Ok. That’s a little dramatic. But if you were a student of mine in the past, you probably have a specific image in mind of what I look like. I’m guessing your picturing painted nails? Perhaps high heels? Killer accessories? An overwhelmingly impressive control of fashion? A nose ring?
It’s all gone now.
The schools in Japan have a strict dress code for their students. For starters, they wear uniforms (these are public schools, mind you). Boys have to keep their hair short and girls must be careful about even the placement on their hair. For example, if their bangs are too long or a strand of hair falls out of place, a teacher will be sure to ask them to go fix their hair.
Teachers don’t have to follow rules quite as strict. For the most part, we have the liberty to wear almost anything we want. (This is a bit of a side note that probably deserves a separate post entirely, but the staff members here seem to either be dressed very nicely, i.e. suits, ties, dresses OR they are wearing track suits. But never, ever jeans.)
The biggest challenges for me, however, have been dealing with the shoe and nail issue.
As I think I’ve mentioned in another post, when we arrive at school we take off our shoes, put them in a cubby, and put on special “school only” shoes. My shoes are often the pride of my entire outfit. The problem with these “school only” shoes is that they never, ever can be worn outside. This means that all my precious, beautiful shoes that I own have been soiled by the outside world and are not fit to enter the halls of this junior high.
Now this posed a particularly difficult dilemma for me. I like my shoes to coordinate with my outfits. That means sometimes I need black flats. Sometimes I need black heels. Sometimes I need black boots. Sometimes I need brown flats. Sometimes I need brown heels. Sometimes I need…
Ok. You get the idea.
So what do I do? Do I buy an entirely new set of shoes just to wear to work? Do I have that kind of money? My shoe collection has been carefully harvested over years. I can’t just up and buy an entirely new collection just to wear at work in Japan.
Instead, I just bought two pairs of relatively plain flats that could possibly “go with anything” (I want to vomit just typing that).
LOJ students. I know you are shocked. How can this be true? Many, MANY of you asked me in the past “Ms. Jensen, how many shoes do you own?” or “Are those new shoes?” or “How TALL are those heels?” (which was one of my favorite moments ever, because it was followed by the student getting out a ruler, kneeling down to the ground, and measuring my heel.)

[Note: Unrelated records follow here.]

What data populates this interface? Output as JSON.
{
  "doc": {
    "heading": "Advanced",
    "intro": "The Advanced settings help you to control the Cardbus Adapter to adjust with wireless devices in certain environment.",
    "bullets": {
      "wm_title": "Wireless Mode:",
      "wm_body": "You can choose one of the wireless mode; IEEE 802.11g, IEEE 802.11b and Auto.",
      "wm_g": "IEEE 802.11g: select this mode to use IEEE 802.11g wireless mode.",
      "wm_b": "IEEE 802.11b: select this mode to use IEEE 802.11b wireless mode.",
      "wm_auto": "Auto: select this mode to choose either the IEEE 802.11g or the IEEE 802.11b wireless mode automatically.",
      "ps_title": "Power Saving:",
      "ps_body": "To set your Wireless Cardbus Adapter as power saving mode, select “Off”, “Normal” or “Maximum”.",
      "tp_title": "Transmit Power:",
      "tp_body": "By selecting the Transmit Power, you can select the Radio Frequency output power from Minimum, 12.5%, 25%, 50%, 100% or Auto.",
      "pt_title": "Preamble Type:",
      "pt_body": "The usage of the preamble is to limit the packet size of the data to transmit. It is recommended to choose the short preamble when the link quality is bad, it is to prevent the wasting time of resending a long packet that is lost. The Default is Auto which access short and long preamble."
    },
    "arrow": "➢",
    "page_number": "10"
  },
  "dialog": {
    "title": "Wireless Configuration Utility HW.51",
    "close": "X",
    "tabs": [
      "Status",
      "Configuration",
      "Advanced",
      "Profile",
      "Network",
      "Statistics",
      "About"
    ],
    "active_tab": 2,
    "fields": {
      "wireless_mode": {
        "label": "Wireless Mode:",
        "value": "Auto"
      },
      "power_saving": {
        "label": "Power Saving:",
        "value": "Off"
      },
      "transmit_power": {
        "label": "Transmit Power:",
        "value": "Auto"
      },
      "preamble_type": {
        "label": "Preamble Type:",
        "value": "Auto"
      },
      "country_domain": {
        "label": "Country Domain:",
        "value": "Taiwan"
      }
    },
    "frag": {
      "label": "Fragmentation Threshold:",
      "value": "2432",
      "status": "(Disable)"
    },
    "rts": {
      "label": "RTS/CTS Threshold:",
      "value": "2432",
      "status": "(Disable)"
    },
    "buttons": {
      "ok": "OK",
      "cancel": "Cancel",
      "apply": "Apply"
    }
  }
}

That’s not the only thing that’s changed. I can’t paint my nails here. I know my neon-yellow nails were once a beacon of hope and motivation for students everywhere, but now they are just…just…clear. Is that a color? This has been especially hard for me. When I look at my own hands I feel like I am looking at the hands of a stranger. (Whose hand is this??? If you’re unaware of the dangers of hand possession, please watch the 1999 classic staring Devon Sawa, Idle Hands).
My compromise has been to paint my nails immediately upon arrival home on Friday, and then to remove the paint Sunday evening. It’s been rough, kids.
Also I had to take out my nose ring.